WASHINGTON, DC – Last night at roughly 10:30pm ET, Senate Democrats defeated an amendment by U.S. Sen. Jim Inhofe (R-Okla.) to the Health Care Reconciliation bill that would have exempted children and the disabled from the new tax on medical assistive devices.   A mostly party-line vote with all but one Democrat voting against the Inhofe amendment killed the effort by a 57-41 vote.


“This is for the children and the disabled,” Inhofe said on the Senate floor moments before the vote.  “It’s not the device companies that will be paying for this [tax], it will be the individuals who would be paying it.  My amendment will exclude devices for children and those with disabilities, for example some of our troops that are coming home have lost limbs, and they have prosthetic devices.  This is for them.” 



Speaking on the side against the Inhofe amendment, U.S. Sen. Max Baucus (D- Mont.) admitted that the Democrats opposed the amendment because even children have a responsibility to pay for socialized medicine.  On the Senate floor, Baucus said Senators should oppose the Inhofe amendment, because “It exempts a certain group [children and the disabled] from the shared responsibility of helping finance health care reform.”


Section 9009 of the recently passed health care bill imposes a new tax on assistive devices which includes items like pacemakers, ventilators, prosthetics, and incubators for premature babies. The reconciliation bill currently being debated does nothing to rid the underlying bill of this tax, but actually expands it to include more medical devices, such as tongue depressors, elastic bandages, most hand-held dental instruments, and examination gloves.  The Inhofe amendment will strike these new taxes on assistive devices for children and individuals with disabilities from the health care bill. 


Section 9011 of the recently passed health care bill calls for an after-the-fact study of the impacts this tax has on our veterans.
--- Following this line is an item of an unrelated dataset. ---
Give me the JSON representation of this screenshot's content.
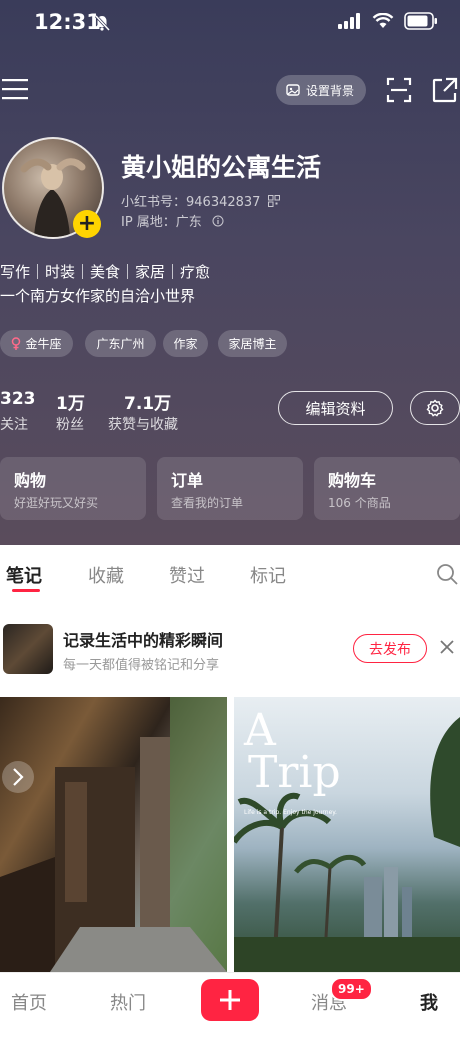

Inhofe considers a study after the damage is done too little, too late.  Congress recently found that “extremity injuries are the number one battlefield injury” with 82 percent of injuries from the Global War on Terror involving the extremities.  Taxing our service members in order for them to receive necessary treatment to overcome these injuries is unconscionable.


Today, there are nearly 2 million Americans that suffer from the loss of limbs.  Much of the prosthetic technology research and development is being conducted by the University of Oklahoma and by Oklahoma companies such as OrthoCare Innovations, Hanger Prosthetics, Martin Bionics, and Sabolich Prosthetics.  Development of this technology for our veterans can also be applied to civilians suffering from limb loss.